Soaring inflation and tough Covid restrictions risk triggering double dip recessions, the World Bank has warned, as countries run out of economic ammunition after two years fighting the pandemic.
Carmen Reinhart, chief economist at the international financial institution, sounded the alarm on the ability of countries to tackle the twin threats of omicron and a cost of living crisis as tougher Covid rules are put in place.
Forecasters had predicted another strong year of recovery for the global economy in 2022. However, the economic outlook has darkened considerably in recent weeks as fresh lockdown restrictions imposed to curb the spread of omicron also threaten to stoke already high inflation.
Ms Reinhart told the Telegraph the variant is a “setback” for the global recovery as she warned “the longer this goes on the more the ammunition supplies go down”, limiting the firepower of economic aid.
She said: “There’s a lot of downside risks: I think for Europe, they are already more manifest, but they’re there for everyone.
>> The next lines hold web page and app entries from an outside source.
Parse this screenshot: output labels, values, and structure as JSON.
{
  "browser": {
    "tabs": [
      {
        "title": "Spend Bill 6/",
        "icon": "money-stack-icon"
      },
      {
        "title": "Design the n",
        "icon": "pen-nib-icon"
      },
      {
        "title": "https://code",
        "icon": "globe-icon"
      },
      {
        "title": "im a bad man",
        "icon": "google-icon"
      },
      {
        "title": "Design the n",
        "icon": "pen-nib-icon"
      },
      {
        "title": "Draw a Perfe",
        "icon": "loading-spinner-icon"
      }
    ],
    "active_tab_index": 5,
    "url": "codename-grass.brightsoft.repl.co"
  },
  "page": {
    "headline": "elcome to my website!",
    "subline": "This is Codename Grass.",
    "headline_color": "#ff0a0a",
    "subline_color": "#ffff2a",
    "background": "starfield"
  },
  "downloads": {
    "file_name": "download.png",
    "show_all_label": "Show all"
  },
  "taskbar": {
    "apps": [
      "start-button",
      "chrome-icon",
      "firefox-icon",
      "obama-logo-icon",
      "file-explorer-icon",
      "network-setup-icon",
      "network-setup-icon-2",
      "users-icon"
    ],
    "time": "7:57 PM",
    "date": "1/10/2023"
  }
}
“The combination of omicron and rising inflation and a lot of uncertainty about inflation is also a global concern, and it’s important in having any confidence about recovery. In other words… we’re in for more disappointments.”
Countries are imposing new restrictions on economic activity amid fears the rapid spread could force lockdowns even if omicron is less severe. England has held off on imposing fresh restrictions over Christmas and New Year’s Eve, but fresh curbs are still being considered for the new year.
Ms Reinhart said: “We’ve had less draconian measures taken than of course when Covid erupted, but certainly in that direction… it makes for a more halting double dip-like process. I think the concerns of double dips are very real.”
A double dip recession is when output falls for two consecutive quarters for a second time. Before omicron, the global economy was expected to continue a brisk recovery from the initial Covid slump with the UK and Europe previously set to claw back to pre-Covid GDP levels in early 2022.
Ms Reinhart also warned that worries over heavily indebted companies and stock markets risk tying the hands of central banks in their bid to fight rising inflation, another building pressure on economies.
Central banks are concerned the new variant could also increase inflationary pressures battering households as supply chains face more disruption. After taking on huge amounts of debt to endure lockdown, a hike in interest rates by central banks to fight inflation could ramp up the pressure on indebted firms.
Ms Reinhart said corporate indebtedness means the hands of central banks are “a lot more tied than is perhaps widely appreciated”, while inflation will be “more persistent”.
She said: “[Central banks] are also afraid of financial fragility concerns. We have a very leveraged corporate sector that has taken on a lot of high risk debt. A lot of the debt is really junk bond variety with very poor covenants. And so you have a lot of outstanding debt that is corporate debt that’s very sensitive to rate hikes.
“Also tying their [central banks] hands are concerns about what may happen with the equity market.”
The Bank of England and US Federal Reserve have started to unwind Covid stimulus to rein in price pressures. Earlier this month, the Bank hiked interest rates from a record low of 0.1pc to 0.25pc, while Fed rate-setters expect to vote for six rises in borrowing costs over the next two years.
On fighting the economic effects of omicron, Ms Reinhart said many low and middle income countries that already “didn’t have a lot of gunpowder” for stimulus are facing even greater strains if economies are hit. A number of countries are “entering a phase where doing fiscal stimulus is going to be much more challenging”.